Parents are gutted and remain incredulous at the magnitude of the loss of young lives. Our children are routinely conveyed to school by buses and taxis that are not regulated.
SA has a long history of kids dying in all manner of transport tragedies.
Yet we never hear President Jacob Zuma condemn such reckless acts of traffic violations, or institute an inquiry, or warn the public that we shall no longer tolerate such heinous acts of irresponsibility against our country’s children.
The MEC of education in Mpumalanga did however promise government transport for school kids forthwith. We wait in hope.
While this tragedy plays itself out in the community of Sokhulumi, down south in Elsies River, Cape Town children and residents have been caught in the crossfire of gang violence.
Four people have been killed and 10 injured, mostly young men and women, on Monday and Wednesday this past week, yet it has not made headlines on television news while the deadly boring World Economic Forum drones on.
Gang warfare between the “Terribles” versus the “Bad Boys” has been going on for months now in Elsies River and the police are either nowhere to be seen, or are simply too weak to act.
The gangs know that the police fear them, so they wreak havoc in communities fighting over drug monopolies, leadership rivals and control over turf.
Much of this gang activity is driven from inside the prisons as well, and plays itself out among innocent residents in communities on the Cape Flats.
In Leonsdale, Elsies River, young adults were playing soccer when gangsters shot at them in drive-by shootings. The videos of the gang murders are going viral.
The killings are ruthless showing family members weeping over blood splattered dead bodies.
New Minister of Police Fikile Mbalula pontificates about “shoot to kill” and that he will not tolerate criminality, yet none of the killers have been arrested. Many of them are known in the communities but police lack the will to deal with them.
The police also collude with gang leaders and are prone to bribery by them. If the Saps want to show how effective they can be, then I would challenge them to start with the gangs.
Police neglect within communities is not only because police fear the gangs, but because much of the gang warfare happens in drug-infested poor coloured communities.
Radical transformation is necessary to create community participation in identifying crime hotspots.
Community Policing Forums are a sine qua non for the eradication of crime but these forums need to trust the police, should be equipped with resources, and justice needs to be seen to be done.

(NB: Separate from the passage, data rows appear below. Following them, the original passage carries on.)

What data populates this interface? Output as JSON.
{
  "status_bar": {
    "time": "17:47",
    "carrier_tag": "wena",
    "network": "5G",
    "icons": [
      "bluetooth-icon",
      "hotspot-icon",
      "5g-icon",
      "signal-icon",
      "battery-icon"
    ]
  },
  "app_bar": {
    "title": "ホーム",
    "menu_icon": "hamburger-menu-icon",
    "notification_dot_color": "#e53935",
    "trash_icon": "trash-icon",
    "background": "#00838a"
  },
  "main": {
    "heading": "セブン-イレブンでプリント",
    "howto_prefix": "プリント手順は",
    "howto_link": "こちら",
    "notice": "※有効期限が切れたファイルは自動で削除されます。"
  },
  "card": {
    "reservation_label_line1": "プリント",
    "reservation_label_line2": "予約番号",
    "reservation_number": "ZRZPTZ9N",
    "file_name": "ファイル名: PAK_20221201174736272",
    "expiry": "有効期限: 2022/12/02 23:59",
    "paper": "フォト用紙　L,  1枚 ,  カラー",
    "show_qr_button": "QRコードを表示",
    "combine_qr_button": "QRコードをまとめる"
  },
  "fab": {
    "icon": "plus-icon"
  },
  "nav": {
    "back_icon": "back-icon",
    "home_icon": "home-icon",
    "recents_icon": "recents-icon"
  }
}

According to local news reports, witnesses could clearly identify who the gangsters were who shot at the young people walking home in a group. Yet little is done to arrest the killers.
For as long as Saps remains a national competence, localised crime and criminal gangs will flourish and grow.